However, what is the position with regard to the initiation of proceedings as Claimant? In Millburn-Snell v Evans (2011) EWCA Civ 577, the Court of Appeal held that CPR Part 19.8 cannot be used to obviate the need for obtaining Letters of Administration in respect of the Estate of an intestate. In the absence of Letters, there was nobody to administer the Estate. Hence, it was held that, if Letters of Administration were not granted, an action could not be commenced on behalf of the Estate. This was so even though Letters of Administration were subsequently granted. Proceedings commenced before the grant were held to be an incurable nullity even if Letters of Administration were subsequently granted.
It might be thought this principle is confined to the Estate of an intestate because, by definition, nobody has authority to administer the Estate. Is it possible, therefore, for an individual appointed an executor by Will to commence proceedings for injuries suffered by the testate in their lifetime without a grant of probate? Can such an individual rely on the Will as authority to commence proceedings before the Will is admitted to probate? Even though it might be thought the position of a testate is different from that of an intestate Claimant, it is contended that a grant of probate would be necessary before proceedings could be commenced in such circumstances. There does not appear specific authority for the proposition but, in view of the authority of the Millburn-Snell, it would be most unwise surely to assume that authority can be distinguished because it related to the Estate of an intestate.
Interestingly, Peter Smith J in the subsequent case of Meerza v Al Baho (2015) EWAC 3154 (Ch) distinguished Millburn-Snell on the basis that there was no absolute rule of law prohibiting subsequent amendment of pleadings and the Court of Appeal in Millburn-Snell had not been asked to consider the Court’s case management powers, in particular permitting amendment of proceedings under CPR Part 17.1, when arriving at its conclusion. In the case of Meerza, proceedings had been commenced without the grant of Letters of Administration which were subsequently taken out. On the basis of Millburn-Snell, the Defendant applied to strike out the Proceedings because they were an incurable nullity, but Peter Smith J held that amendment was permitted to allow the overriding objective of doing justice to take place in proportionate cost. Again, this was the case of an intestate Claimant, so it would appear that there is no authority directly in point for a testate Claimant.

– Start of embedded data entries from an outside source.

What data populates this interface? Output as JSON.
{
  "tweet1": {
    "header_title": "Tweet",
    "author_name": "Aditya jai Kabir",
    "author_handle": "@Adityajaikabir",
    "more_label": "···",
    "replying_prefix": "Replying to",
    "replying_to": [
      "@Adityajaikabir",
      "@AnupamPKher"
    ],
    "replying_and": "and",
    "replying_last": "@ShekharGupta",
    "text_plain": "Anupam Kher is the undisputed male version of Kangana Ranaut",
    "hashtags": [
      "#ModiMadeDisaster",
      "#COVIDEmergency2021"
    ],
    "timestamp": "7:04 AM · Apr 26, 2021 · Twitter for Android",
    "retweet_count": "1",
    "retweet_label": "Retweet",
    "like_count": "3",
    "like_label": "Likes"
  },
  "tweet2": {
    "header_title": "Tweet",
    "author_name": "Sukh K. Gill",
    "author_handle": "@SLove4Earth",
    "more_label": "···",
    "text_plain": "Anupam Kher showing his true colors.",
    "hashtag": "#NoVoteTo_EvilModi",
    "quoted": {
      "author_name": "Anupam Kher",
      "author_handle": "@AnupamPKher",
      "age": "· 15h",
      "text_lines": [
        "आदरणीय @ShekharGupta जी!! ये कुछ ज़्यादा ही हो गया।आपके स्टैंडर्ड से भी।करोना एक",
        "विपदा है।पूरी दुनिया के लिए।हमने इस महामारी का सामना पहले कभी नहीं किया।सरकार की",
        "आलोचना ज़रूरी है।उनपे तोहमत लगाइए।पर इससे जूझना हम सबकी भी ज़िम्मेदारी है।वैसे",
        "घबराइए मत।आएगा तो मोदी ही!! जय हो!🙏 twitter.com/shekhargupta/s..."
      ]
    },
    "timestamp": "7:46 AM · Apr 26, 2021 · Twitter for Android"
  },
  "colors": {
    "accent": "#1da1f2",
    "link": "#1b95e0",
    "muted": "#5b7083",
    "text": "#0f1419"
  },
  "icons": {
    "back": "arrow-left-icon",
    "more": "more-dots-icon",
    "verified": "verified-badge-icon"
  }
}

This will continue to be a grey area until further consideration by the Court of Appeal. Despite Smith J’s judgement in Meerza, common prudence would seem to require a grant of probate or taking out Letters of Administration before proceedings are commenced. It is contended the only possible exception would be a claim under the Fatal Accidents Act 1976 specifically permitted under Section 2(2) of that Act.
In the case under consideration, Mrs V’s claim had been validly commenced under section 2 (2) of the Act in the absence of a grant of probate, so it would seem her sole executor, namely her son, can adopt her validly instituted proceedings and proceed before he has become a “proving executor” which can only arise on the grant to him of probate. However, in this instance, it is contended that the subsequent grant of probate will legitimate his claim as “proving executor” and that these proceedings will therefore will not an incurable nullity because the original proceedings commenced by Mrs V were validly commenced by her in her lifetime before the grant of probate to her.